Yes, Crossfit seems to be taking the whole country by a storm. So what is the fuss really all about? Here, you’ll understand what Crossfit is, how people benefit from it, and you’ll also be able to determine if it’s the right workout for you.
If you think that Crossfit is a specialized fitness program, well then think again. According to Greg Glassman, its founder and developer, Crossfit is apparently a deliberate attempt to maximize physical competence in 10 different but recognized fitness domains namely strength, cardio and respiratory endurance, flexibility, stamina, speed, power, coordination, balance, agility and accuracy. Crossfit coaches often point out that even the most notable champions in certain sports have gaps in their fitness as defined by the 10 domains mentioned previously. For example, a champion powerlifter may have extraordinary strength but often have very low endurance. A runner may be great in cardio and respiratory endurance, but lacks strength. Even Ironman contestants score high in some areas but low on others. Ergo, if you want to specialize in one fitness domain, then Crossfit probably is not the best workout choice to go for. Crossfit’s goal is to become at least “good” or “competent” in all of those fitness domains. A decent Crossfitter may not win a marathon, but sure as hell he can enter a 5K run without the sweat of training and probably finishes near the top. Crossfitter’s may not become top gymnasts but they can develop themselves to have great body control.

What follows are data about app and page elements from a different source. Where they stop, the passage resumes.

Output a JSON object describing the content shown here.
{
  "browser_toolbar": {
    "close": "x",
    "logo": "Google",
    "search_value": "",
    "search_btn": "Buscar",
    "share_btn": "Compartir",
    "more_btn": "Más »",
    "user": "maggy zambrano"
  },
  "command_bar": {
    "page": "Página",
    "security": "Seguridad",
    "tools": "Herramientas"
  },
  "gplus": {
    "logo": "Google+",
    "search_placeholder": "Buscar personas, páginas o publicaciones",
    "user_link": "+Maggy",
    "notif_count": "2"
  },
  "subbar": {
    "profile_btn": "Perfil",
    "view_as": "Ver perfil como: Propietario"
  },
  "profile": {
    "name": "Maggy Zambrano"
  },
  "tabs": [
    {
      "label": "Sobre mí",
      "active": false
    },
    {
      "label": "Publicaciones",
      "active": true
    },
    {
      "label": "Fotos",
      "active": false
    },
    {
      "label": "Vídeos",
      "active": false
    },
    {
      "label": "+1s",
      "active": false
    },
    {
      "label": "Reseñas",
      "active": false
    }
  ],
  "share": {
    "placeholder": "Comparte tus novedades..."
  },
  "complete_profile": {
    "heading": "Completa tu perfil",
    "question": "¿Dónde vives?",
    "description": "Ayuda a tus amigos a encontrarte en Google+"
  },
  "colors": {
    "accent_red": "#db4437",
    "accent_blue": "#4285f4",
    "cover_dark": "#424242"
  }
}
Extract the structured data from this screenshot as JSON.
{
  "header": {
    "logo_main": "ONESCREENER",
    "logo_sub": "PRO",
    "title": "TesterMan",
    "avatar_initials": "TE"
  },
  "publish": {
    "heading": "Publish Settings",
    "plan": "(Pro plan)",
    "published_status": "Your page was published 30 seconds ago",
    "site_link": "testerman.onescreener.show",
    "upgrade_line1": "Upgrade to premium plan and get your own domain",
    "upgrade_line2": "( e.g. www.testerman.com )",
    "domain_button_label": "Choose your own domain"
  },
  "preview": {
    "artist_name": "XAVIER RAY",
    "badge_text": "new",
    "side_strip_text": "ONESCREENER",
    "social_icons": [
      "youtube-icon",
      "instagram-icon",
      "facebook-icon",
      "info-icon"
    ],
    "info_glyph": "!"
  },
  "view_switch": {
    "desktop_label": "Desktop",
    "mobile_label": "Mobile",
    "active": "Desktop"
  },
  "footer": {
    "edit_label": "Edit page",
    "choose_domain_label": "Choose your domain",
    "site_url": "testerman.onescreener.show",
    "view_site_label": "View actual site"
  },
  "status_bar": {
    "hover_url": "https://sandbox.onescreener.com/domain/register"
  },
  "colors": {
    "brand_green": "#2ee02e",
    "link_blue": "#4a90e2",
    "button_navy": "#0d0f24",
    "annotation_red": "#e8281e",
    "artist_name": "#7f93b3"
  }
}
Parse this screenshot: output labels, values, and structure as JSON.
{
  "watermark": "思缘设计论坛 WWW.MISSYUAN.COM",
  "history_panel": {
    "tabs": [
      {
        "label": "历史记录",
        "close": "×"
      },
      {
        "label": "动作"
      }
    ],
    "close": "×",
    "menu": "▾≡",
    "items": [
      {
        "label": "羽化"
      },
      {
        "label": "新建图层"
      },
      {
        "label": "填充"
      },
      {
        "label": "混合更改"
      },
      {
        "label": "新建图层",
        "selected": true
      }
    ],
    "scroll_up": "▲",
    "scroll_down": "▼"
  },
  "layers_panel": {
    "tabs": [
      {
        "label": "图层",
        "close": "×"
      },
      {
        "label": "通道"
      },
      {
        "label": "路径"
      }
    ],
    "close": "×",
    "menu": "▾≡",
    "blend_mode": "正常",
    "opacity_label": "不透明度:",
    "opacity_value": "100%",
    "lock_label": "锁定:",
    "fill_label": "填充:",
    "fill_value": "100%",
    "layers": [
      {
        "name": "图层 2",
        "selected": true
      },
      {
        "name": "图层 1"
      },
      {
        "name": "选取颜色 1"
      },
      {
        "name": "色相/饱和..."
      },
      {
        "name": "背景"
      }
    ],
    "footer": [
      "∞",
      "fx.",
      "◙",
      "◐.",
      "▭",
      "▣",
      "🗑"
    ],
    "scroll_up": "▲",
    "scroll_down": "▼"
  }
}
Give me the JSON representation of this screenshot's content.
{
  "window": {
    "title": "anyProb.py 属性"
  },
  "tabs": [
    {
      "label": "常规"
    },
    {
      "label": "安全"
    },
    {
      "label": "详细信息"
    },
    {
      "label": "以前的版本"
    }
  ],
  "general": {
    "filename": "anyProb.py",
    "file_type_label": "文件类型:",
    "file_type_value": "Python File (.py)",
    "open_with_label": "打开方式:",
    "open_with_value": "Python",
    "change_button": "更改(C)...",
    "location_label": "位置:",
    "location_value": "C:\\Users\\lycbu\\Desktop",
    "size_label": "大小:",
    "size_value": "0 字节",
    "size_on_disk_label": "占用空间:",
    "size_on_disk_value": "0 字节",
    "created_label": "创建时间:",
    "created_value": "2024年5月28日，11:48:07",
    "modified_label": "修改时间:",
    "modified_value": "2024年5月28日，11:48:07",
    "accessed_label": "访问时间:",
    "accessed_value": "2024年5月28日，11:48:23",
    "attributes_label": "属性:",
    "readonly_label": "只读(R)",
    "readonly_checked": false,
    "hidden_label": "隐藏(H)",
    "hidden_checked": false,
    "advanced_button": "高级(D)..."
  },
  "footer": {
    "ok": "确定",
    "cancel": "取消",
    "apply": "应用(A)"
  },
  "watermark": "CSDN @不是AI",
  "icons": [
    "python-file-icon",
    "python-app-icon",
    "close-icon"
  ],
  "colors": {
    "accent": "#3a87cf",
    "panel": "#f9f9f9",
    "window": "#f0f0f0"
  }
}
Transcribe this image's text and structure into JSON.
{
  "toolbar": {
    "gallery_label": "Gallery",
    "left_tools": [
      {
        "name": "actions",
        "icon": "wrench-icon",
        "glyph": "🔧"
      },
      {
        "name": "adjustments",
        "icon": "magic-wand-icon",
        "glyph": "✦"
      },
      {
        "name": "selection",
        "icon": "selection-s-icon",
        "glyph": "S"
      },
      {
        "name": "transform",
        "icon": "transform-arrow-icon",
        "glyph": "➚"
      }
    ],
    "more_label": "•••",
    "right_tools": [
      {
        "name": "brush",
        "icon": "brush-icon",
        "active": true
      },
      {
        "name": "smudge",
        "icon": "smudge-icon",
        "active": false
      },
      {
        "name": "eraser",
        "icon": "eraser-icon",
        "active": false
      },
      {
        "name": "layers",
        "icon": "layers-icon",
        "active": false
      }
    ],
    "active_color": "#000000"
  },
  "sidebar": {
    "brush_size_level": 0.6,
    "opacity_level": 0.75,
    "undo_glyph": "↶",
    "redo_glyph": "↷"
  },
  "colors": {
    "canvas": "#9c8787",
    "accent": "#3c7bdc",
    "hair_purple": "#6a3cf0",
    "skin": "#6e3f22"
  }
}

The CrossFit Goals
Crossfit’s goal is to provide you with overall fitness and functional strength. Its training methods are rigid definitely fits the philosophy of “training for the unknown and the unknowable”—a favourite motto amongst military and fire-fighting units, as well as other law-enforcement agencies and martial artists; it’s no wonder they’re being attracted into the fold. Crossfitters are not the strongest athletes out there, but they are definitely stronger than most. They’re not the fastest either, but they sure are fast. The Crossfitter’s claim to fame—their completeness. Yes, Crossfit have a lot of detractors too, pointing out that being competent in everything makes you good at nothing. A valid point really. Nonetheless, it doesn’t seem to bother the entire Crossfit community who are quite convinced that being skilled in all fitness aspects makes them better and well-rounded.
Crossfit: Fad or Fab?
The question remains—will Crossfit turn out to be a fad which will fade in a few years or so? No one knows. Maybe, maybe not. But right now, the Crossfit “cult” as other people refer to it, is really going strong. Gym owners are all agog in getting into the bandwagon, not minding the $1,000 affiliation fee per year (on top of the $1,000 certification fee—a pre-requisite before becoming an affiliate).
These Crossfit affiliates may vary; some are very expansive, with top-dollar facilities, while the others are simply set-up in garages in some suburban neighbourhoods. A lot of people say that the massive rise in popularity of Crossfit may cause the deterioration of its quality.
Looking at the present time, in the United States alone, more than half of the entire population is either overweight or obese. Kids are suffering from illnesses which have been brought forth by lack of movement and activity. Getting those facts laid out on the table, it seems ineffective and even counter-productive to get into debates as to which exercise style works best. Preferences set aside, everyone should just be glad that there are a lot of people who are stepping into a gym of any kind. So, is Crossfit the only training exercise you’ll ever need? The answer is NO. In fact, even veteran Crossfitters can acknowledge that fact. Is CrossFit a challenging yet fun and effective training method? The answer—a resounding YES, but only if its benefits suits what your goals are. If your fitness goals match with theirs, then by all means, indulge.